Fire Walking and Las Móndidas festival-Paso del Fuego
Fire Walking and Las Móndidas festival-Paso del Fuego is of unknown origins. It is said that only local townsfolk can complete the walk without being burned.Each year on 23 June, Midsummer nights eve, this ritual takes place in the town of San Pedro Manrique, in Soria. It consists of crossing the live coals of a meticulously prepared bonfire barefoot. The bonfire is lit at 9:00 at night with 2,000 kilos of oak wood, which burns easily and does not form lumps. At around 11:30, the carpet-like path of red-hot coals is prepared by smoothing them with poles called hoguneros.
Young men dance around the fire, and exactly at midnight everything is ready to begin the walk across the carpet. Ten to twelve young men are chosen to do this, and they generally carry someone on their shoulders, since the extra weight avoids combustion. They try to ensure that the coals contain no ashes or hard objects; thanks to these precautions they never get burned. Women dressed in white (called móndidas), carrying wicker baskets and long breadsticks (arbujuelos), walk in a procession. One of them, the most important one, offers the first arbujuelo to the priest.

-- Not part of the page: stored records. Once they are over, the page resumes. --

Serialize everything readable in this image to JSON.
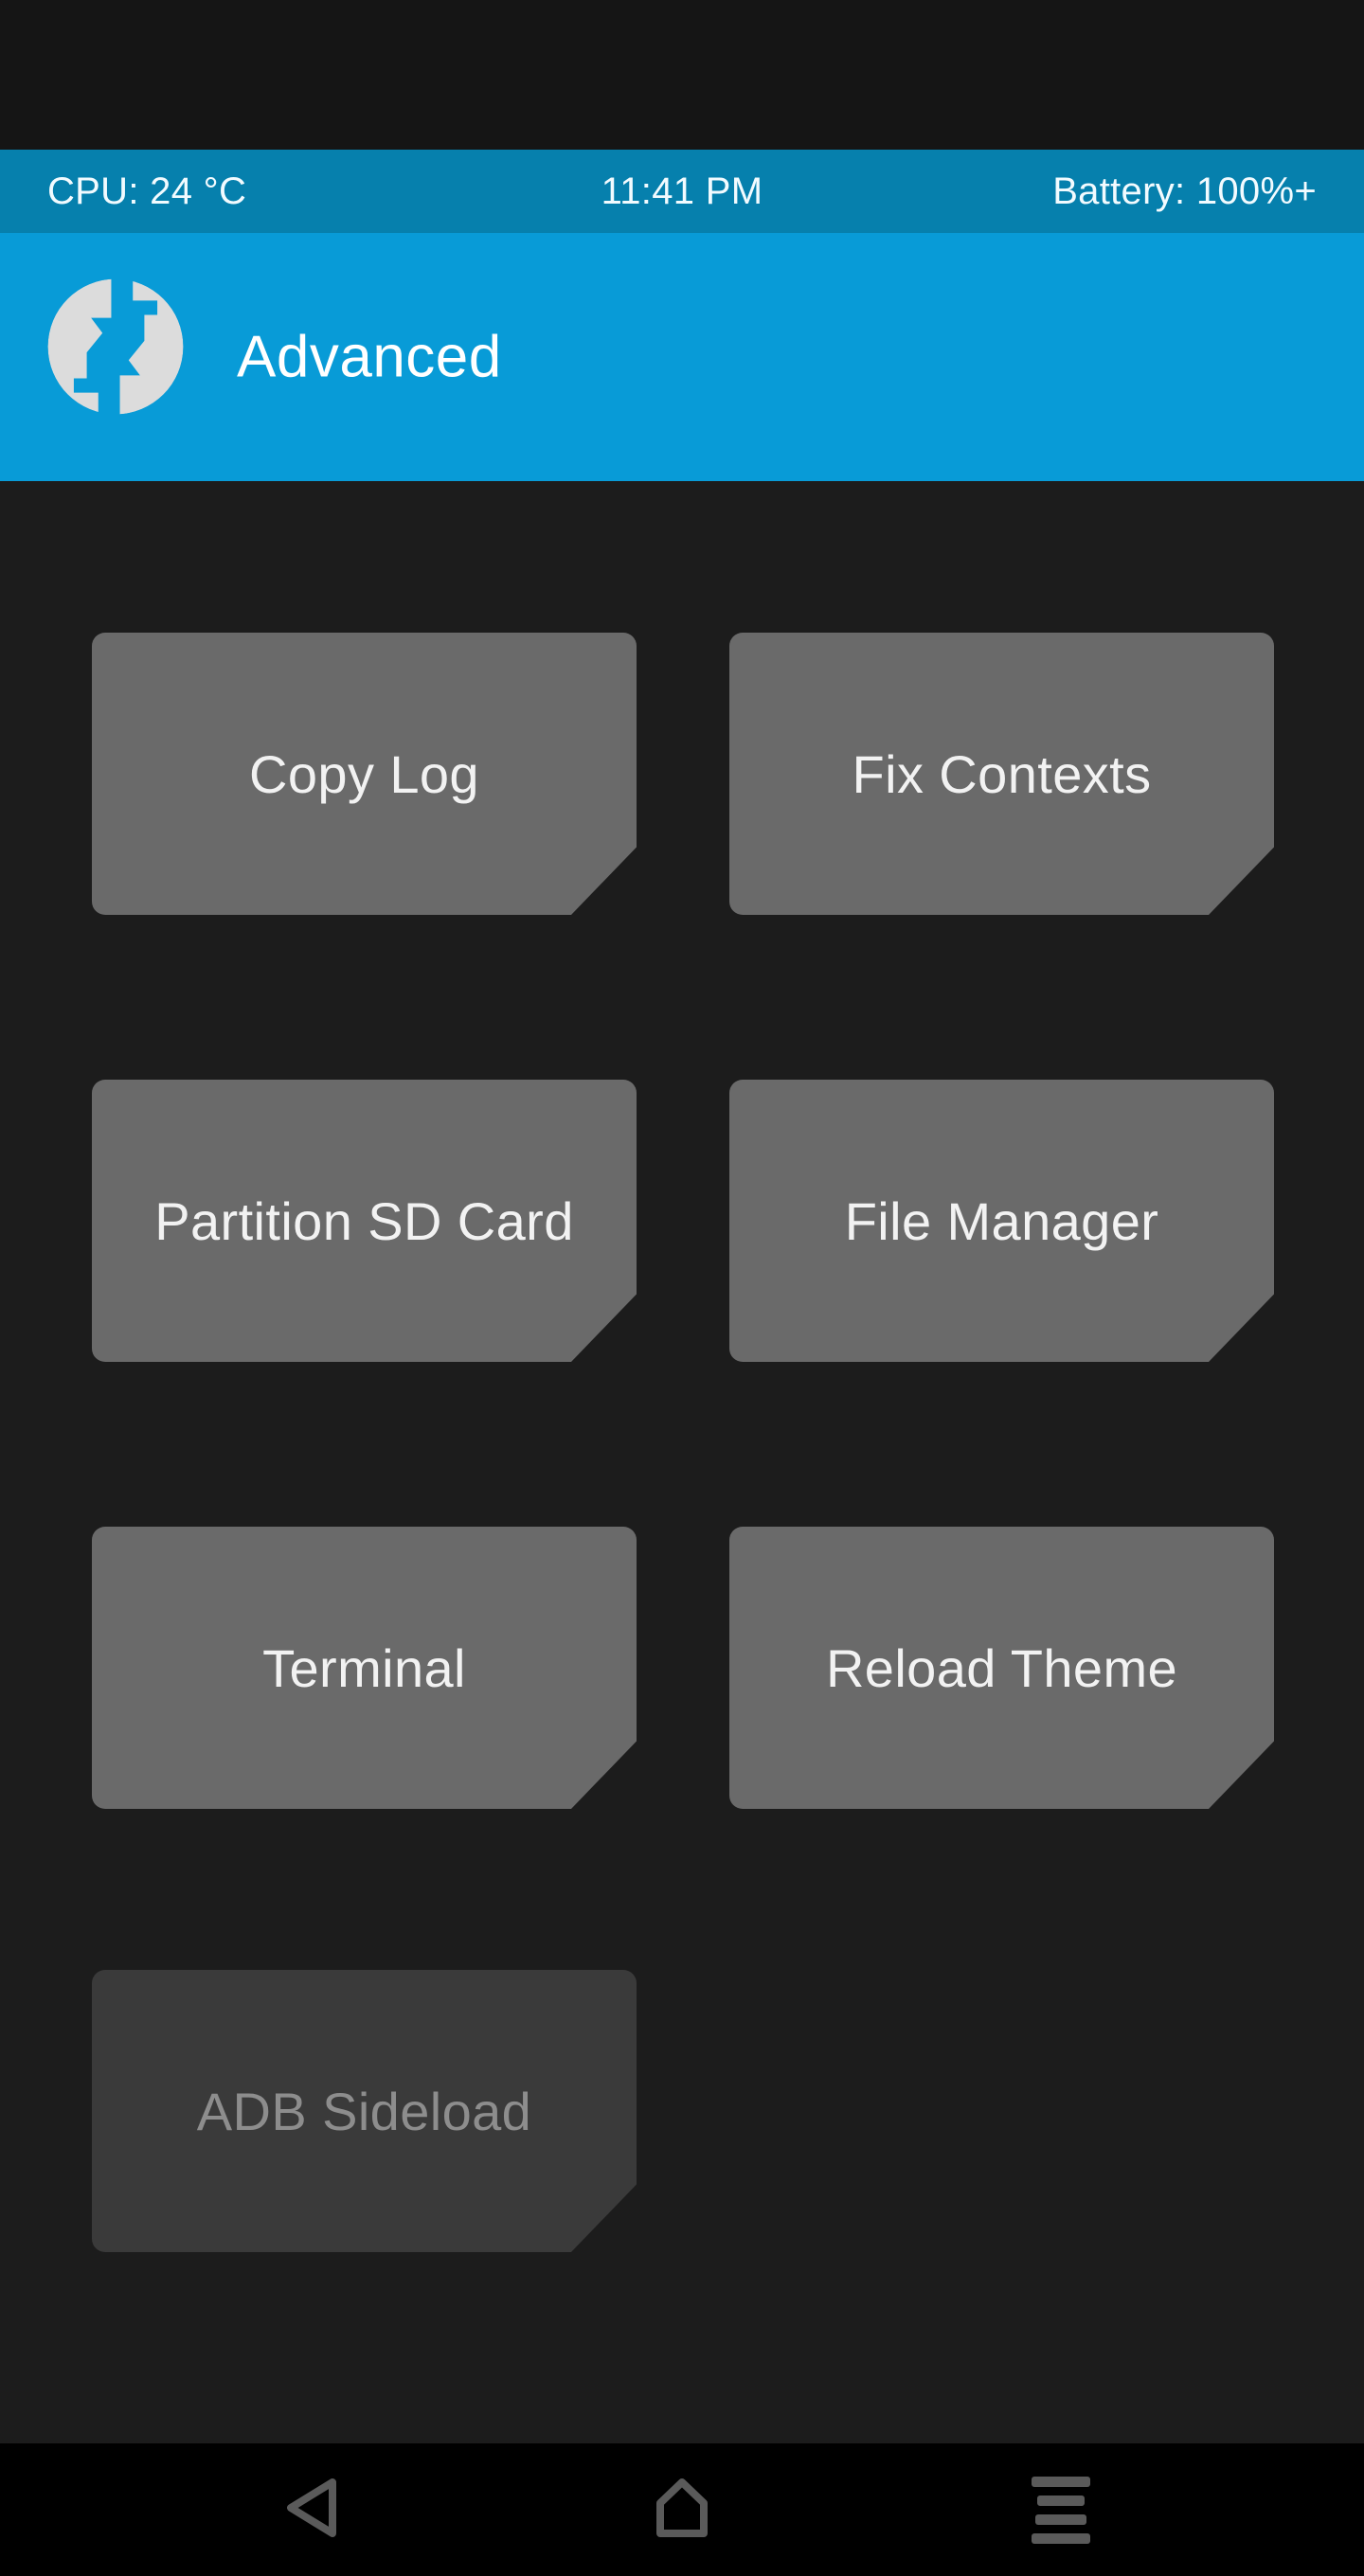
{
  "statusbar": {
    "cpu": "CPU: 24 °C",
    "time": "11:41 PM",
    "battery": "Battery: 100%+"
  },
  "header": {
    "title": "Advanced",
    "logo_icon": "twrp-logo-icon",
    "background_color": "#089bd7"
  },
  "theme": {
    "accent_color": "#089bd7",
    "statusbar_color": "#0680ad",
    "content_background": "#1c1c1c",
    "button_color": "#6a6a6a",
    "button_disabled_color": "#3a3a3a",
    "button_text_color": "#f2f2f2",
    "button_disabled_text_color": "#8d8d8d"
  },
  "buttons": [
    {
      "label": "Copy Log",
      "enabled": true
    },
    {
      "label": "Fix Contexts",
      "enabled": true
    },
    {
      "label": "Partition SD Card",
      "enabled": true
    },
    {
      "label": "File Manager",
      "enabled": true
    },
    {
      "label": "Terminal",
      "enabled": true
    },
    {
      "label": "Reload Theme",
      "enabled": true
    },
    {
      "label": "ADB Sideload",
      "enabled": false
    }
  ],
  "navbar": {
    "back_icon": "back-triangle-icon",
    "home_icon": "home-icon",
    "menu_icon": "menu-icon"
  }
}
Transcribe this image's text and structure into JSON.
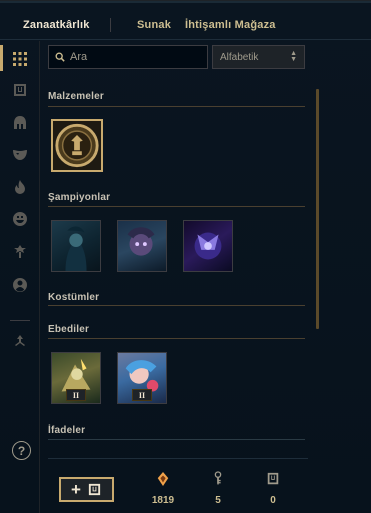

According to some, these women represent ancient Celtiberian priestesses.